%%

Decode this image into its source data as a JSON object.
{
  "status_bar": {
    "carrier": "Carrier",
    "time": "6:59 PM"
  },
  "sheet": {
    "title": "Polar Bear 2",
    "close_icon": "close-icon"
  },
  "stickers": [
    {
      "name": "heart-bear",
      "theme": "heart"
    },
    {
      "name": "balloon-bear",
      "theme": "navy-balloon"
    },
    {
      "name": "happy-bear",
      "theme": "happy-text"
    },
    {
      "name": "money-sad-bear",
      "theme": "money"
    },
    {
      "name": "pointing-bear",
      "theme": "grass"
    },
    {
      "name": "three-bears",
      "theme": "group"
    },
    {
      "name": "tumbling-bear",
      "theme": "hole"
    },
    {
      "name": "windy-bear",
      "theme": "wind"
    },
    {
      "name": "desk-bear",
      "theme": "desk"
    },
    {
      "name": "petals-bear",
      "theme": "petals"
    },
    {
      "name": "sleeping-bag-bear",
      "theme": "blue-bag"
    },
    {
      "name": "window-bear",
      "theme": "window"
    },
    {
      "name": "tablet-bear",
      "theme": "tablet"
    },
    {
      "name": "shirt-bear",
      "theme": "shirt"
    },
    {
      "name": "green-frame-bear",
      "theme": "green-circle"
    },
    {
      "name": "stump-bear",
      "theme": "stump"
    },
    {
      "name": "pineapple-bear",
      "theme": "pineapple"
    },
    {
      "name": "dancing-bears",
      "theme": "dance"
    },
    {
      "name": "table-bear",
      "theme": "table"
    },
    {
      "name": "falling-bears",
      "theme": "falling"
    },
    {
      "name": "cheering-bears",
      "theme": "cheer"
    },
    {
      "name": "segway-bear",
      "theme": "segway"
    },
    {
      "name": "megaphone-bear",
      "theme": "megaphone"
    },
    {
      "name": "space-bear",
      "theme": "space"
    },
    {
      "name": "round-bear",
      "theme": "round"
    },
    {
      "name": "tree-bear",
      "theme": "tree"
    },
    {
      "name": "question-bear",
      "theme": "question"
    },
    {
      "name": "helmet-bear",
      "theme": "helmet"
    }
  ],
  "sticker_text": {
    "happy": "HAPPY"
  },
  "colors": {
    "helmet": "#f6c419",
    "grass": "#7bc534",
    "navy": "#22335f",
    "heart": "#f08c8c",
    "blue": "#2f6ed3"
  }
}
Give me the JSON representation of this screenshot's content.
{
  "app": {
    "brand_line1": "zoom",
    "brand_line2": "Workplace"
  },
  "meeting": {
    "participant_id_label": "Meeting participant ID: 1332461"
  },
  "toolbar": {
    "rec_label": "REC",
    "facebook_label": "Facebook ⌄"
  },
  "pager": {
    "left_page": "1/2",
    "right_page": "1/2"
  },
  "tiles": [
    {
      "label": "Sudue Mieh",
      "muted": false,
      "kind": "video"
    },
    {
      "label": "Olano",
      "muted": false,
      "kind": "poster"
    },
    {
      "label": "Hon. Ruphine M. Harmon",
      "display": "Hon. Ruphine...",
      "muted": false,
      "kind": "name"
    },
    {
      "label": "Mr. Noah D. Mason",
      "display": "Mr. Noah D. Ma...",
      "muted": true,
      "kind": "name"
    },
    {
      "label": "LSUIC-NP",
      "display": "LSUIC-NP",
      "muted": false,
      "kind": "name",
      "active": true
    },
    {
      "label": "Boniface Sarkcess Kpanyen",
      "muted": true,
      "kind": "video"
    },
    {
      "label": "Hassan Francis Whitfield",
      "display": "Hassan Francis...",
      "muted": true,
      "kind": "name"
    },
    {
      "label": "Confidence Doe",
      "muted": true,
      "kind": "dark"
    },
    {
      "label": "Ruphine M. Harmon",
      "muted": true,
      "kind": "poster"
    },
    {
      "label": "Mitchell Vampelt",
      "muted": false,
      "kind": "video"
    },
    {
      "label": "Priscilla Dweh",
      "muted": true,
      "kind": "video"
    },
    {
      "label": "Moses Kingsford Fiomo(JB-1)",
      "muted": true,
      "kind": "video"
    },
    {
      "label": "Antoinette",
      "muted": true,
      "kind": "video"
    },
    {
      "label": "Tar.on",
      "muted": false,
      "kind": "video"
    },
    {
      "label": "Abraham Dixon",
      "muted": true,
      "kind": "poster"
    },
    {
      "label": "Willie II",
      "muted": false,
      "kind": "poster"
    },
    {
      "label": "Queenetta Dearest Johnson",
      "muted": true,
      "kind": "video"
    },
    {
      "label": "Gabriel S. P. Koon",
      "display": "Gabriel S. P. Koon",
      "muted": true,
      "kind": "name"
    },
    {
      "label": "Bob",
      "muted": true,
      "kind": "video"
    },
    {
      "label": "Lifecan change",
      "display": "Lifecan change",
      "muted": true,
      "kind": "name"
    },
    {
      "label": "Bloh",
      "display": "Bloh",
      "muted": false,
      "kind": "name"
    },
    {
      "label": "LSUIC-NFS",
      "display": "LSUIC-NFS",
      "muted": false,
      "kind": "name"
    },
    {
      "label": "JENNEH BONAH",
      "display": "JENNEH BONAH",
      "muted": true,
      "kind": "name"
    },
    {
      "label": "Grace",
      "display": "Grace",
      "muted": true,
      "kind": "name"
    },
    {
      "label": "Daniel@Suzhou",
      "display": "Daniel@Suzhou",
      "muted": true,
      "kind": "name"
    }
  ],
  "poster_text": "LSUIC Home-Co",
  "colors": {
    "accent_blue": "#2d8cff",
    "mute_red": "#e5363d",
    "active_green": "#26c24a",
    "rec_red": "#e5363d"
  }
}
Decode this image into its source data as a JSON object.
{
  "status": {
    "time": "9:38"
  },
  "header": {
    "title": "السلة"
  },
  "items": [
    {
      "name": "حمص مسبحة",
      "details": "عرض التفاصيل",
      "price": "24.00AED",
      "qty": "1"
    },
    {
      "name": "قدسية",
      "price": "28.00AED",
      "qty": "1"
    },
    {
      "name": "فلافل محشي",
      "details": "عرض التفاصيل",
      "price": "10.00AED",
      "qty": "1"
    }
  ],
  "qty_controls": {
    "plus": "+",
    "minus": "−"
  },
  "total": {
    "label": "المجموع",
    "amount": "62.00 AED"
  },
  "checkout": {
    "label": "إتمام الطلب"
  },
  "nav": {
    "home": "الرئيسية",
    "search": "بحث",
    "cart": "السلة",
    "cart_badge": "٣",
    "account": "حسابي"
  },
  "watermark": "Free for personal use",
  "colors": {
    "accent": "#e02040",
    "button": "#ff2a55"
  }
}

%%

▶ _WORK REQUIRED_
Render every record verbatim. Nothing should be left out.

▶ _WRITTEN ANSWER_
Decode this image into its source data as a JSON object.
{
  "status_bar": {
    "carrier": "Carrier",
    "time": "6:59 PM"
  },
  "sheet": {
    "title": "Polar Bear 2",
    "close_icon": "close-icon"
  },
  "stickers": [
    {
      "name": "heart-bear",
      "theme": "heart"
    },
    {
      "name": "balloon-bear",
      "theme": "navy-balloon"
    },
    {
      "name": "happy-bear",
      "theme": "happy-text"
    },
    {
      "name": "money-sad-bear",
      "theme": "money"
    },
    {
      "name": "pointing-bear",
      "theme": "grass"
    },
    {
      "name": "three-bears",
      "theme": "group"
    },
    {
      "name": "tumbling-bear",
      "theme": "hole"
    },
    {
      "name": "windy-bear",
      "theme": "wind"
    },
    {
      "name": "desk-bear",
      "theme": "desk"
    },
    {
      "name": "petals-bear",
      "theme": "petals"
    },
    {
      "name": "sleeping-bag-bear",
      "theme": "blue-bag"
    },
    {
      "name": "window-bear",
      "theme": "window"
    },
    {
      "name": "tablet-bear",
      "theme": "tablet"
    },
    {
      "name": "shirt-bear",
      "theme": "shirt"
    },
    {
      "name": "green-frame-bear",
      "theme": "green-circle"
    },
    {
      "name": "stump-bear",
      "theme": "stump"
    },
    {
      "name": "pineapple-bear",
      "theme": "pineapple"
    },
    {
      "name": "dancing-bears",
      "theme": "dance"
    },
    {
      "name": "table-bear",
      "theme": "table"
    },
    {
      "name": "falling-bears",
      "theme": "falling"
    },
    {
      "name": "cheering-bears",
      "theme": "cheer"
    },
    {
      "name": "segway-bear",
      "theme": "segway"
    },
    {
      "name": "megaphone-bear",
      "theme": "megaphone"
    },
    {
      "name": "space-bear",
      "theme": "space"
    },
    {
      "name": "round-bear",
      "theme": "round"
    },
    {
      "name": "tree-bear",
      "theme": "tree"
    },
    {
      "name": "question-bear",
      "theme": "question"
    },
    {
      "name": "helmet-bear",
      "theme": "helmet"
    }
  ],
  "sticker_text": {
    "happy": "HAPPY"
  },
  "colors": {
    "helmet": "#f6c419",
    "grass": "#7bc534",
    "navy": "#22335f",
    "heart": "#f08c8c",
    "blue": "#2f6ed3"
  }
}
Give me the JSON representation of this screenshot's content.
{
  "app": {
    "brand_line1": "zoom",
    "brand_line2": "Workplace"
  },
  "meeting": {
    "participant_id_label": "Meeting participant ID: 1332461"
  },
  "toolbar": {
    "rec_label": "REC",
    "facebook_label": "Facebook ⌄"
  },
  "pager": {
    "left_page": "1/2",
    "right_page": "1/2"
  },
  "tiles": [
    {
      "label": "Sudue Mieh",
      "muted": false,
      "kind": "video"
    },
    {
      "label": "Olano",
      "muted": false,
      "kind": "poster"
    },
    {
      "label": "Hon. Ruphine M. Harmon",
      "display": "Hon. Ruphine...",
      "muted": false,
      "kind": "name"
    },
    {
      "label": "Mr. Noah D. Mason",
      "display": "Mr. Noah D. Ma...",
      "muted": true,
      "kind": "name"
    },
    {
      "label": "LSUIC-NP",
      "display": "LSUIC-NP",
      "muted": false,
      "kind": "name",
      "active": true
    },
    {
      "label": "Boniface Sarkcess Kpanyen",
      "muted": true,
      "kind": "video"
    },
    {
      "label": "Hassan Francis Whitfield",
      "display": "Hassan Francis...",
      "muted": true,
      "kind": "name"
    },
    {
      "label": "Confidence Doe",
      "muted": true,
      "kind": "dark"
    },
    {
      "label": "Ruphine M. Harmon",
      "muted": true,
      "kind": "poster"
    },
    {
      "label": "Mitchell Vampelt",
      "muted": false,
      "kind": "video"
    },
    {
      "label": "Priscilla Dweh",
      "muted": true,
      "kind": "video"
    },
    {
      "label": "Moses Kingsford Fiomo(JB-1)",
      "muted": true,
      "kind": "video"
    },
    {
      "label": "Antoinette",
      "muted": true,
      "kind": "video"
    },
    {
      "label": "Tar.on",
      "muted": false,
      "kind": "video"
    },
    {
      "label": "Abraham Dixon",
      "muted": true,
      "kind": "poster"
    },
    {
      "label": "Willie II",
      "muted": false,
      "kind": "poster"
    },
    {
      "label": "Queenetta Dearest Johnson",
      "muted": true,
      "kind": "video"
    },
    {
      "label": "Gabriel S. P. Koon",
      "display": "Gabriel S. P. Koon",
      "muted": true,
      "kind": "name"
    },
    {
      "label": "Bob",
      "muted": true,
      "kind": "video"
    },
    {
      "label": "Lifecan change",
      "display": "Lifecan change",
      "muted": true,
      "kind": "name"
    },
    {
      "label": "Bloh",
      "display": "Bloh",
      "muted": false,
      "kind": "name"
    },
    {
      "label": "LSUIC-NFS",
      "display": "LSUIC-NFS",
      "muted": false,
      "kind": "name"
    },
    {
      "label": "JENNEH BONAH",
      "display": "JENNEH BONAH",
      "muted": true,
      "kind": "name"
    },
    {
      "label": "Grace",
      "display": "Grace",
      "muted": true,
      "kind": "name"
    },
    {
      "label": "Daniel@Suzhou",
      "display": "Daniel@Suzhou",
      "muted": true,
      "kind": "name"
    }
  ],
  "poster_text": "LSUIC Home-Co",
  "colors": {
    "accent_blue": "#2d8cff",
    "mute_red": "#e5363d",
    "active_green": "#26c24a",
    "rec_red": "#e5363d"
  }
}
Decode this image into its source data as a JSON object.
{
  "status": {
    "time": "9:38"
  },
  "header": {
    "title": "السلة"
  },
  "items": [
    {
      "name": "حمص مسبحة",
      "details": "عرض التفاصيل",
      "price": "24.00AED",
      "qty": "1"
    },
    {
      "name": "قدسية",
      "price": "28.00AED",
      "qty": "1"
    },
    {
      "name": "فلافل محشي",
      "details": "عرض التفاصيل",
      "price": "10.00AED",
      "qty": "1"
    }
  ],
  "qty_controls": {
    "plus": "+",
    "minus": "−"
  },
  "total": {
    "label": "المجموع",
    "amount": "62.00 AED"
  },
  "checkout": {
    "label": "إتمام الطلب"
  },
  "nav": {
    "home": "الرئيسية",
    "search": "بحث",
    "cart": "السلة",
    "cart_badge": "٣",
    "account": "حسابي"
  },
  "watermark": "Free for personal use",
  "colors": {
    "accent": "#e02040",
    "button": "#ff2a55"
  }
}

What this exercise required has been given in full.